[Tech Ad-Ons] Apple HomePod: Psychedelically Synchronised Song and Dance!
Tuned to be Trippy
Apple has this penchant for polarising opinion, be it with its products or its advertisements. And with its latest HomePod ad, it has managed to do so again. On both fronts. While the jury is still out on the HomePod, an intelligent speaker which is available in a limited number of markets, and which is garnering reviews which seem to be mixed, no less divisive is the latest ad for the product, which has people calling it either sublime or ridiculous.
Hey, Siri, dance me into a trippy trance!
Titled “Welcome Home,” the ad is a four-minute affair directed by Spike Jonze (of “Knowing John Malkovich” fame), and features singer and dancer FKA Twigs dancing to a new track from Anderson Paak – oh, and of course, the HomePod itself. Jonze is known for his extremely off-beat approach to filmmaking and has a number of extremely unusual music videos (check out the Beastie Boys’ “Sabotage”) and commercials to his credit. Well, you can add “Welcome Home” to the list.
The ad begins with a tired Twigs coming back home from what we assume is a busy day. She opens the door to her very normal-looking, small-ish flat, dumps her bags and then says “Hey, Siri, play me something I would like” to the HomePod that is on a table (not on the ground – hah, the fear of marks?!). The HomePod replies “Okay” and then starts playing the opening chords of “Til It’s Over”, a new song by Anderson Paak. As the number begins slowly, Twigs pours herself a drink and plonks down on the sofa, still looking tired and melancholy. But as the music picks up, she starts swaying to it.
And as Twigs gets into the swing of things, and the music gets full tempo, things get trippy, to put it very mildly. Twigs dances around the room, and with almost every move, she ends up stretching furniture, extending walls and a whole lot else. She actually creates a whole multicolored corridor by pushing a wall inside and yet further inside. And as she dances in this corridor, with light panels changing in time to the music, a mirror appears. She tries to swipe it aside (so iOS), but it comes right back. So she uses both hands in a sort of massive pinch to zoom gesture to stretch the mirror (so iOS again, yeah!) and then dances in front of it. As she dances, her reflection seems to get a life of her own, and actually invites her into – yeah! – The mirror. This being a Spike Jonze video, of course, Twigs steps right into the mirror, and then dances more than a few steps with her reflection there, and then spins and spins and spins…

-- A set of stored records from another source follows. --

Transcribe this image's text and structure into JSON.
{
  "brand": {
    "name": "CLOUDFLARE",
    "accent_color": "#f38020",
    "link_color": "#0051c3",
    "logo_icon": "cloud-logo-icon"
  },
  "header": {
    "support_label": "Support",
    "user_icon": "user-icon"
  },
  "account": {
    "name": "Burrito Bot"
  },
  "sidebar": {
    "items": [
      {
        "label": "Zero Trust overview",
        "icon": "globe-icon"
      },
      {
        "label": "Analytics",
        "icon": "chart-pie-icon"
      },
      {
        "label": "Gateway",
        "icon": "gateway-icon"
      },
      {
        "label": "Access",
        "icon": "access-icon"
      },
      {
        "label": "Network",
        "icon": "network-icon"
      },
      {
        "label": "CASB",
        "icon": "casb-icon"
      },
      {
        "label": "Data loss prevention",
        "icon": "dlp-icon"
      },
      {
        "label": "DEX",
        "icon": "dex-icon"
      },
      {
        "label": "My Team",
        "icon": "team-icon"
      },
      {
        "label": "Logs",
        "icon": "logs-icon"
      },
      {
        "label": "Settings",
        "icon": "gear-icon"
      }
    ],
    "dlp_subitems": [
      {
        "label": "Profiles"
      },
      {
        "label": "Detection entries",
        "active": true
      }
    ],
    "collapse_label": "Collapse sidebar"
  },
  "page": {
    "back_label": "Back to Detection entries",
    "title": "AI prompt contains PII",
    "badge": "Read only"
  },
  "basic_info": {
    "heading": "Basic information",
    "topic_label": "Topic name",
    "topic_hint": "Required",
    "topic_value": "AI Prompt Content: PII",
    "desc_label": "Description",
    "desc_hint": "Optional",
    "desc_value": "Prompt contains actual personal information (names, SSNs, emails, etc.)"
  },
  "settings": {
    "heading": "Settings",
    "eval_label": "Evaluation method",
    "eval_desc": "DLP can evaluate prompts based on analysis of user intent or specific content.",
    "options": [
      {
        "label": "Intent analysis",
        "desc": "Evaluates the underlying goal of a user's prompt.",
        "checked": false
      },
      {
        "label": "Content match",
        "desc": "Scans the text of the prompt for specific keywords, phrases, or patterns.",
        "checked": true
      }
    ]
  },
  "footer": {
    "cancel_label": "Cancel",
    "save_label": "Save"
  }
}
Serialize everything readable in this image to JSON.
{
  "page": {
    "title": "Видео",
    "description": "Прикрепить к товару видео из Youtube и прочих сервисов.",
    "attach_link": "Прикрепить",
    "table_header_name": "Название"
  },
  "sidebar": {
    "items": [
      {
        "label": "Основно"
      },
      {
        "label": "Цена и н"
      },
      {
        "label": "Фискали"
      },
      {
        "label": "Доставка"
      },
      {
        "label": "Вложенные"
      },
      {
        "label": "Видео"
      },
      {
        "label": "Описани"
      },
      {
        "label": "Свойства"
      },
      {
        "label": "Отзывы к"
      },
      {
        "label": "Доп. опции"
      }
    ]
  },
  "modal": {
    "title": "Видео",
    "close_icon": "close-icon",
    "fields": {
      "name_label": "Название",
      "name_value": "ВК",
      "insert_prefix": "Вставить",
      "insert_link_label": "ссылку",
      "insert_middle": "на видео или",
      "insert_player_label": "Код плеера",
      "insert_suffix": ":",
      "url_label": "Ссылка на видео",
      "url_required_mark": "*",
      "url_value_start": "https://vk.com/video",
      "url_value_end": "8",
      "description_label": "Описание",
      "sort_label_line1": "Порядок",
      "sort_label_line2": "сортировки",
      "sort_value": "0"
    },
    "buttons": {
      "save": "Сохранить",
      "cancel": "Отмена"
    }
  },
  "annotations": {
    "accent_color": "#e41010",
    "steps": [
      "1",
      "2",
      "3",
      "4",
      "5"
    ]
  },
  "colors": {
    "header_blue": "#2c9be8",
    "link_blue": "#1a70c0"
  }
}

And spins onto the couch, where things return to normal as the song comes to an end. Twigs is on the couch, breathing a little after her dance exertions, but she no longer looks tired and has a smile on her face. The final shot of the ad is on the now quiet HomePod. The iconic Apple logo on a black background follows.
Production values are excellent – the special effects are brilliant and blend into each other smoothly. And the sound is fantastic, appropriately for an audio product. When the music starts playing on a low key, you actually hear the tinkle of ice in Twigs’ glass. Of course, visuals and sound blend brilliantly – so much so that this seems like a music video at times. Come to think of it; it is one.
Musically modular and memorable
As we have already pointed out, the ad has evoked very different reactions so far. And truth be told, we are conflicted about it as well. As a spectacle, it definitely hits the right chords. There is no way you are going to be forgetting the sight of Twigs dancing and literally pulling and pushing walls and furniture, and walking into mirrors. The way in which her mood changes, from being tired to playful to tired but happy is a tribute to the way in which music can affect us. As one of the fortes of the HomePod is music, the ad also seems to subtly hint at the fact that the quality of music is so good that an exhausted Twigs could literally lose herself in another world. And finally, there is the intelligent bit – Twigs does not ask for a specific song, she just asks Siri to play her “something I would like” and the HomePod responds brilliantly.
Advertising purists will point out that the ad does not talk much about the product and its features – the HomePod is barely visible for a few seconds in the entire ad and responds to just one command. They do have a point when you consider that this is a very long ad indeed. There is also the very real chance of people remembering the music and dance and special effects more than the product itself. If you see the ad from the middle, it is a fair chance that you might think it is a music video. Or as one cynic put it, “does this ad indicate that your house becomes modular the moment you start playing music on the HomePod?’.
All of which is true. But what is ALSO true is that most people who see the ad, no matter from what point, will not turn away easily from it. Indeed, we can see many of them come back to it again and again. It might be for the beat of Anderson Paak, the twinkling toes of FKA Twigs or the special effects engineered by Spike Jonze, but people will watch it. Watch it to the very end, for that tired but happy smile on the face of Twigs after “Til it’s over” fades out. And guess what comes after that? The HomePod and the Apple logo.
No, it is not short and it is not simple. It is long enough to be a music video and the messaging is subtle. But “Welcome Home” is memorable. Many would consider that “mission accomplished” in this ad, ad world we live in.